Provocation # 208 Crises and imagination.
Arnold Toynbee, in his research into the fate of civilizations, explored the idea that the response of a civilization to crises was the most important part of determining what the future can be.
Climate change is being faced by a political system and economics that seem unable to respond to the whole.
It is obvious that the political process is broken and will do what is necessary to keep the economy on a growth curve while leaving all the institutions functioning as they are now. Economics and politics seem to agree that the goal, a version of Keynes – invest to keep things as they are – is to shift from the current economy to a green economy WITHOUT DISRUPTION. Consider the Green New Deal, each person will transfer from their current job to a more green job without having to move or change their commute.
Economics is able to discuss the flow of regulation and finance but not enter into what will happen to people and who should do what when.The social disruption from taking the necessary steps to avoid more than a 2 degree rise are unexplored, as are the consequences of not doing what is necessary to meet the 2 degree target. If we shift from the current economy to a green economy organized by government and corporations and using federal guarantees for innovations that are likely to fail, it will enhance the economic activity of the corporations by increasing their size and reach. This shift in economy will continuing to marginalize those who can’t get jobs (because of bad education, ghettoized culture, and actual lack of jobs where people are).
This will be made worse because the new green jobs – agriculture is the one I know best – will be the targets of automation. The move to the green economy will, if we hold the current institutional structures in the center, lead to an even bigger divide between those who have money and power and those who don’t. This of course means we don’t really deal with climate change and Toynbee’s assessment would mean that we are not responding well to the crises we face (we can add population and war).
It is understandable why politicians don’t tell us about this. They assume they would be attacked because it implies that the economy, one way or the other (meet the goal or drift into warming) shrink the economy.

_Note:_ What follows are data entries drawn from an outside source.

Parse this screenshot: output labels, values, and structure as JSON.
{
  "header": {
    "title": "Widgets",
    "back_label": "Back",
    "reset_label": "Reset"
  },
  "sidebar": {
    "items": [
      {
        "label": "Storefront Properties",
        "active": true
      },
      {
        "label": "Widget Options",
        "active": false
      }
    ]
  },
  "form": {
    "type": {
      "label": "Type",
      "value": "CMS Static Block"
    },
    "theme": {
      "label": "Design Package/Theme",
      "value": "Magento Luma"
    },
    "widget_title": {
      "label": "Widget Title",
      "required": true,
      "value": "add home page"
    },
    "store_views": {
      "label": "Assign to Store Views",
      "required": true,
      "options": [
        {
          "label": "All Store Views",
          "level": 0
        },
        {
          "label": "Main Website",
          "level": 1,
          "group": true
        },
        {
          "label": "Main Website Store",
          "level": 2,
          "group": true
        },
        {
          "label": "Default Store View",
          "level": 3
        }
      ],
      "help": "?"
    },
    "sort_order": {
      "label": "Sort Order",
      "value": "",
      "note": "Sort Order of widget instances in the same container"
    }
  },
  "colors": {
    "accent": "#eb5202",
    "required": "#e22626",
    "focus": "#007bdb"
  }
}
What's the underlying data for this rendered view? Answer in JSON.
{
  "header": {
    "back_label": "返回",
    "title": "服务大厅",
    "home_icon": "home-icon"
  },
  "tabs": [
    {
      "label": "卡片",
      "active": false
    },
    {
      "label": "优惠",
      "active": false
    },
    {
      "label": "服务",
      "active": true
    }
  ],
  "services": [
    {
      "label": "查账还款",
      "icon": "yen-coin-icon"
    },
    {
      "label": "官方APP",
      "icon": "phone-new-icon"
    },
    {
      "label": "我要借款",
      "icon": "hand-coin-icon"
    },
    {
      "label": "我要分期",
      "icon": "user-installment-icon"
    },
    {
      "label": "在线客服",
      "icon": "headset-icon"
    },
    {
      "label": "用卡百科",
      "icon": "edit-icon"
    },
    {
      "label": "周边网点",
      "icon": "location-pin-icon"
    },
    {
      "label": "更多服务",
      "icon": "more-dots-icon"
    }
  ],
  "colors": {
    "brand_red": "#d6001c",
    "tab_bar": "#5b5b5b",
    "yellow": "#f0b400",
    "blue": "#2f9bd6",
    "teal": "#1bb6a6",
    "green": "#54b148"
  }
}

Economics could make a major contribution by urging broader consideration of these issues. The task implied by the word economics, household management – is being abandoned to the task of keeping the growth economy working for those who benefit most from it.
People like prosperity and innovation and are attracted to builders – provided it works for them. Can capitalism – which starts with some people owning and some not – possibly deliver better equity and quality of life when the race is on to cut costs, embrace automation, and find a safe place to live?
The benefits of technology will be lost if they are only used for wealth transfer and “green” is used as the wedge into current assets.
There is a management task – managing the people in their relation to the land, creating attractive communities that are great places to grow people. – that should be at the center but is not.
The challenge we face is daunting but compelling. The ways we face it could be a benefit to humanity. It could bring the best out of us. We need to be truly optimistic while being realistic, not cynical.